By the end of Phoenix Rising, Toby has done some real growing up, but it is only at the end of Phoenix Burning, that the lessons he has been learning about trust and adulthood, really come home to him. At the start of Phoenix Rising Toby is a coddled child, by the end he is a teenager, but at the end of Phoenix Burning, he is an adult, making real decisions and taking responsibility for his actions.28811837

Ayla on the other hand thought she was an adult at the start of Phoenix Rising and by the end of the arc, has had her confidence shaken and learns that she still has a lot of learning and growing still to do.

I really enjoyed being able to take elements seeded in Phoenix Rising and seeing where I could take them, and wind them through the next story, tying the two together. I hope that I have given the reader some real ‘a ha’ moments.

I particularly loved using the event at the very beginning of Phoenix Rising, the broken delivery line that almost causes the boiler to explode, as the thing that gives Toby the idea of how to escape the Greyman ship in Phoenix Burning.

Despite all my planning it was hard at times to write a sequel. It felt as if I’d been with Toby for so long, that it was easy to forget that only a few weeks had passed in his world. I ran the risk of making him too adult.

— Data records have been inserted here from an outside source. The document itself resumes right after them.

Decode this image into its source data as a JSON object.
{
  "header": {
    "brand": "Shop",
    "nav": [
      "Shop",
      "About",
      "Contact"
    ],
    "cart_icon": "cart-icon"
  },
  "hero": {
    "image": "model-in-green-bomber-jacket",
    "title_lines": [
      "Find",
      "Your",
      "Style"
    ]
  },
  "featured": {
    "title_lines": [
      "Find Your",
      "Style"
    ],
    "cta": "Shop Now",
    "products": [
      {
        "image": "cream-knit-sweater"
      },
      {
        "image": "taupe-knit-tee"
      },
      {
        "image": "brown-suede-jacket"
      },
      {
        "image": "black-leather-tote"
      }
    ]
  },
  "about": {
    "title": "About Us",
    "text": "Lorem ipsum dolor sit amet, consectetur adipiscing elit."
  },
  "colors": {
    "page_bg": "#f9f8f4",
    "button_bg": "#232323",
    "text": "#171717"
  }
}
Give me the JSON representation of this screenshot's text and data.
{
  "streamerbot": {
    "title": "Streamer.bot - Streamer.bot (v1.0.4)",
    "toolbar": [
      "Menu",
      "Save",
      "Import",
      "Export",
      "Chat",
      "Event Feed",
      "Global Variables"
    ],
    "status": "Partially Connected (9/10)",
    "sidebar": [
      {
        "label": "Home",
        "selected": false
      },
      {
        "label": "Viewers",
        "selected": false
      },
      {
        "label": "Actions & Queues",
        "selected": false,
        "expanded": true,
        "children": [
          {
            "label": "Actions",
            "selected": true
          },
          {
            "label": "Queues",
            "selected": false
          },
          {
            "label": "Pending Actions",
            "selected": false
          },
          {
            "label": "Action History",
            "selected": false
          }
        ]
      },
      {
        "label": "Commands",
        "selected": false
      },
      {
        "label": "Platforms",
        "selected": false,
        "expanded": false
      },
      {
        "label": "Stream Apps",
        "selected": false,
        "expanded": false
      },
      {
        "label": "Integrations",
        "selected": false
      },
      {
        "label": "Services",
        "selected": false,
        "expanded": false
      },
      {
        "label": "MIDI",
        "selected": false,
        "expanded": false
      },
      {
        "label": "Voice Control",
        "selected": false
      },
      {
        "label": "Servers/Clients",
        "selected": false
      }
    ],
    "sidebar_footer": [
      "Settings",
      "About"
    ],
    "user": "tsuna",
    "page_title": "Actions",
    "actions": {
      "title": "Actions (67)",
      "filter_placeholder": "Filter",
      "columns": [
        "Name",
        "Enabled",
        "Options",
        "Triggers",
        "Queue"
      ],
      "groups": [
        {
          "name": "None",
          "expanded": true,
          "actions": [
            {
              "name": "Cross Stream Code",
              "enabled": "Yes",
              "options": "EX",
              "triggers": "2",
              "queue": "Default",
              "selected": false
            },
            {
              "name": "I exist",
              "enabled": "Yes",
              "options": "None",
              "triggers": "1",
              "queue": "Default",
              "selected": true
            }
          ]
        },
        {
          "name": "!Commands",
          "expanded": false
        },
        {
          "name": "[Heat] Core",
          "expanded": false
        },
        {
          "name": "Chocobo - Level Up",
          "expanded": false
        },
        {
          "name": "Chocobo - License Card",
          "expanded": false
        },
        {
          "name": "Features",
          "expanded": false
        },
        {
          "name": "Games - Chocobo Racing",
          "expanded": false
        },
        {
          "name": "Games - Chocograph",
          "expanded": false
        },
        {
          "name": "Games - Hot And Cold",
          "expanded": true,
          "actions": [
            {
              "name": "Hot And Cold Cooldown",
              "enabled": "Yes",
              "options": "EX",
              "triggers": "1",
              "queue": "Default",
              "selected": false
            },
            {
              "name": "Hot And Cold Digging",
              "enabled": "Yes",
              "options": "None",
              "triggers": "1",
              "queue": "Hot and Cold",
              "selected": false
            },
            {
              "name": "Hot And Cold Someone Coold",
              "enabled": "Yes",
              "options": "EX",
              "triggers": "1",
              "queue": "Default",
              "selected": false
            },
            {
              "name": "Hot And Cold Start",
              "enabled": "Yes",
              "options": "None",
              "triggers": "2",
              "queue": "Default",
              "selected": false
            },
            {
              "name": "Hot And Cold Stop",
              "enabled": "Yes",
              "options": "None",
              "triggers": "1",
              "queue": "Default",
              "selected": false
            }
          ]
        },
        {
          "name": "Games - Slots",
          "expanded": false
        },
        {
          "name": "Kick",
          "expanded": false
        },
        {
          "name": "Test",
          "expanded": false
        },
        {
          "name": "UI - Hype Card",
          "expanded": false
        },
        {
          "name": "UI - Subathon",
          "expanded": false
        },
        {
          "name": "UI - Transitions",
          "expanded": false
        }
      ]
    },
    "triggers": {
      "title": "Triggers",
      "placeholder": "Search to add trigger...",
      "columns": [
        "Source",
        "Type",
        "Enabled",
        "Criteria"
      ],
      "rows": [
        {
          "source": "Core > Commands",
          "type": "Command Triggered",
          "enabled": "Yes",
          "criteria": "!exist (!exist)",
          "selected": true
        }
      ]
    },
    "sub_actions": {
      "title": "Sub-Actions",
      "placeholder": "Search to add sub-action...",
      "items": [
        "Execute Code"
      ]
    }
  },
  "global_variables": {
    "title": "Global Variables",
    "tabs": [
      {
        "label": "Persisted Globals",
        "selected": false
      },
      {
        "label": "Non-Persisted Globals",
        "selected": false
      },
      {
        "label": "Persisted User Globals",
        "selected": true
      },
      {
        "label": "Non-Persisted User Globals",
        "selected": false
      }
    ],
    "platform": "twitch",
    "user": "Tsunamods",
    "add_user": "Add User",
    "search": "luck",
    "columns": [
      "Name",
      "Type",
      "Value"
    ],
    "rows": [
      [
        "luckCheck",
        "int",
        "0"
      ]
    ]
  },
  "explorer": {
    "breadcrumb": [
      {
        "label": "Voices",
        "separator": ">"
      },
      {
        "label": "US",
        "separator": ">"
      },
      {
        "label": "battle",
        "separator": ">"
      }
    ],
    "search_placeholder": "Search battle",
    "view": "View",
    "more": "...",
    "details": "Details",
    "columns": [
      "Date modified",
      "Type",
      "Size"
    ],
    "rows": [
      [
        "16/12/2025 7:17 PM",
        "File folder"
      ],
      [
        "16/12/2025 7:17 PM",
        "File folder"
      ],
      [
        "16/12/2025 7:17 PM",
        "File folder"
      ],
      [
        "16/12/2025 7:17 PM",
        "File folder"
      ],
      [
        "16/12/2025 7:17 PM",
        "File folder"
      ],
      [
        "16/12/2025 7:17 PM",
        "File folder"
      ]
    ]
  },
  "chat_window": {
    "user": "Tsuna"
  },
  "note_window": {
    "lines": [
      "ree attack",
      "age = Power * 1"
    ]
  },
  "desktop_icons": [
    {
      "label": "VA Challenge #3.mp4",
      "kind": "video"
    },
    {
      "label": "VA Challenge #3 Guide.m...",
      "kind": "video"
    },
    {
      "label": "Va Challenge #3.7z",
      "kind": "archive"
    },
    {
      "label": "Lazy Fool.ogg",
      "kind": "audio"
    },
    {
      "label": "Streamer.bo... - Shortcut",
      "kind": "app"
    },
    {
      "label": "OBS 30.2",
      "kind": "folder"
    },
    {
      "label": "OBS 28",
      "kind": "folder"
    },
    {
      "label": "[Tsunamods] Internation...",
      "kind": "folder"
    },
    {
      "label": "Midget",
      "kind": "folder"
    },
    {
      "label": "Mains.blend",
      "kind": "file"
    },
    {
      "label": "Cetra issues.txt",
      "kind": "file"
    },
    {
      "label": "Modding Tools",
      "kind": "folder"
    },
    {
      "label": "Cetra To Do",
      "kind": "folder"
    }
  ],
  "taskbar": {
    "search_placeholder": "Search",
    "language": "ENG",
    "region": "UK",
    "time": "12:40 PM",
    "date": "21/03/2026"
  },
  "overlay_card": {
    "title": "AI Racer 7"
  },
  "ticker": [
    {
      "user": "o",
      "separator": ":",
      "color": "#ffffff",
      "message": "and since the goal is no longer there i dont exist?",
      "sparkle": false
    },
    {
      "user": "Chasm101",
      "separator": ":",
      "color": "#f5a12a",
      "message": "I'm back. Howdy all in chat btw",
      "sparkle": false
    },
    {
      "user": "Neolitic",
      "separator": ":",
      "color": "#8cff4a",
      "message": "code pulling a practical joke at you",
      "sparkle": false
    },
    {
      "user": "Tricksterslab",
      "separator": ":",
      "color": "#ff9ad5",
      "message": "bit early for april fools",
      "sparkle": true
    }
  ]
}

Sometimes I found myself forgetting important things and having to break my own cardinal rules bout re-reading my published novels, just to make sure that I got my facts right.

But really I love spending more time with Toby and I hope that you do too.

A huge thank you to Bryony for talking about Phoenix Burning on this blog! I’m really looking forward to reading it. Phoenix Burning is available now, but if you haven’t read book one yet, you may want to check out my review 🙂